◆ **Task**
From the material below, copy every line in which the word "heading" occurs.

◆ **Data shown**
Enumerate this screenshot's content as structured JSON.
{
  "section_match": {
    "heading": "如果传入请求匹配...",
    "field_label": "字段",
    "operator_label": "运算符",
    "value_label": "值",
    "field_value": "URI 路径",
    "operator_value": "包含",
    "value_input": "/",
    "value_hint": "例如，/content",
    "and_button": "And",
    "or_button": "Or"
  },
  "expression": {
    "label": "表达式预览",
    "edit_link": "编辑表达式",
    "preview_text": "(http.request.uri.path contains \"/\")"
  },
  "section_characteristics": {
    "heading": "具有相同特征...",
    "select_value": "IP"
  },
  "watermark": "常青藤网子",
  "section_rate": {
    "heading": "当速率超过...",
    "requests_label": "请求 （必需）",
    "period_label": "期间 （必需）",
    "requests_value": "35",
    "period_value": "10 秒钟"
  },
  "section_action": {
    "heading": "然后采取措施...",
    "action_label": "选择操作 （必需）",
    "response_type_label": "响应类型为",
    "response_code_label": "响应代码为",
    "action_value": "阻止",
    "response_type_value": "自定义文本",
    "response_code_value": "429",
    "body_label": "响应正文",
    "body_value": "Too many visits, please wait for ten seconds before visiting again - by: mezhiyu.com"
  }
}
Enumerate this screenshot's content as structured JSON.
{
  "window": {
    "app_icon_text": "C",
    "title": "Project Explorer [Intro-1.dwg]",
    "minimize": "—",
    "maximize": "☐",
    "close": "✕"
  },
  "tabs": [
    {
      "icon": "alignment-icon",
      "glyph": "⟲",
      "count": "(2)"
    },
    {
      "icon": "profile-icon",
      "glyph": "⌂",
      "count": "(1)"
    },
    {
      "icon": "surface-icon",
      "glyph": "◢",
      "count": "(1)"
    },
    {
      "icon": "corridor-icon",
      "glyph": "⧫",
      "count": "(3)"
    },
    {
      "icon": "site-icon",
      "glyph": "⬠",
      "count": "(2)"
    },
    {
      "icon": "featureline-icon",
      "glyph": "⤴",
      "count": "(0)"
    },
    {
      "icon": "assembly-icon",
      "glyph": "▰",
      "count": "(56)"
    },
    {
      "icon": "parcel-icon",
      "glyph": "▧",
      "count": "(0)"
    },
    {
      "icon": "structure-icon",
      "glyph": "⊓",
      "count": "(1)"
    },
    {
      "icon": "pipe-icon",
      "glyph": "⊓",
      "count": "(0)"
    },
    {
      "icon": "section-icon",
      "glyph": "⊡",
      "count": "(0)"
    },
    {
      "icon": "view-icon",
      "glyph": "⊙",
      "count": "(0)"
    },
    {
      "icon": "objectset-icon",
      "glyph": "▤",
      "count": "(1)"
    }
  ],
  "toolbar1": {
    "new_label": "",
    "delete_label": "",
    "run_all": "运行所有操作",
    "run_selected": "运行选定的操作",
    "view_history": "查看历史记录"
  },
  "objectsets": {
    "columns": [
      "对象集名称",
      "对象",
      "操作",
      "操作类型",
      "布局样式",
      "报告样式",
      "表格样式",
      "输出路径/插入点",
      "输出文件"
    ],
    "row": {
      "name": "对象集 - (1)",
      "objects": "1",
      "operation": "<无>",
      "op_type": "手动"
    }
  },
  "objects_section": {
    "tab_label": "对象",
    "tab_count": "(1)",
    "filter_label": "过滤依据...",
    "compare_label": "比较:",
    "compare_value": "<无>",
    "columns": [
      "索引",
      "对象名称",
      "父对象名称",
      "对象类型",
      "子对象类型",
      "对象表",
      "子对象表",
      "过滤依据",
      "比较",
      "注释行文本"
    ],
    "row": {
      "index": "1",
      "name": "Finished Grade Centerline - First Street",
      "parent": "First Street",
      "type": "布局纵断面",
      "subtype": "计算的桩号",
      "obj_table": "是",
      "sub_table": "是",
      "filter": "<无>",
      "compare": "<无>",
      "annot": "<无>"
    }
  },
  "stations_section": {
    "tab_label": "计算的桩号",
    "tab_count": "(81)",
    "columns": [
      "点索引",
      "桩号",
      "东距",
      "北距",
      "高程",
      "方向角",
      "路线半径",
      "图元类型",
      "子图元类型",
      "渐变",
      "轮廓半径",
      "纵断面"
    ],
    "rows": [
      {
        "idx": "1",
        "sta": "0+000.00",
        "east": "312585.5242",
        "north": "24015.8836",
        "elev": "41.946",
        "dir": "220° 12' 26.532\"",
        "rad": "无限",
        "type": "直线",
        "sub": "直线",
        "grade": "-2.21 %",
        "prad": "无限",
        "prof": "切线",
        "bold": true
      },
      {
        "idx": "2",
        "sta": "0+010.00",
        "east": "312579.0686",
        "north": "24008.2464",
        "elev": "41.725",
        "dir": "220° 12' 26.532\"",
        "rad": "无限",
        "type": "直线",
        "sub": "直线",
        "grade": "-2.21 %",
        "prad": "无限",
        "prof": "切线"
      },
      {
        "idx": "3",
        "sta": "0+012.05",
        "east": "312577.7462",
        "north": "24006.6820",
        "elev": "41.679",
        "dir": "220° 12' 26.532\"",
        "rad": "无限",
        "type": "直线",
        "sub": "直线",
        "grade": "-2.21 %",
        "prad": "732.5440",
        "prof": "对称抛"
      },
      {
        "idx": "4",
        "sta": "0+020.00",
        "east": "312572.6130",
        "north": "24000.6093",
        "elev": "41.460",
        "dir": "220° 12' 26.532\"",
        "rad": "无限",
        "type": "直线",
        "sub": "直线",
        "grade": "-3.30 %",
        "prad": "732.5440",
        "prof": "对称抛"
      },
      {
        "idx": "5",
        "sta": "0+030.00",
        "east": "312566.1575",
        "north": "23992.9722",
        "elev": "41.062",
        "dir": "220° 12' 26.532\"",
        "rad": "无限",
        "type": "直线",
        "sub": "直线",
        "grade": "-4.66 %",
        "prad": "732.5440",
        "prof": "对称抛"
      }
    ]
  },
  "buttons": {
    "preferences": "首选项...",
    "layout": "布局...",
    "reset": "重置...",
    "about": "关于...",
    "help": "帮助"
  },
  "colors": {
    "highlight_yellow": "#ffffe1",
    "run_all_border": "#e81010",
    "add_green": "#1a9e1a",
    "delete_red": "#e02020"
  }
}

◆ **Task solution**
    "heading": "如果传入请求匹配...",
    "heading": "具有相同特征...",
    "heading": "当速率超过...",
    "heading": "然后采取措施...",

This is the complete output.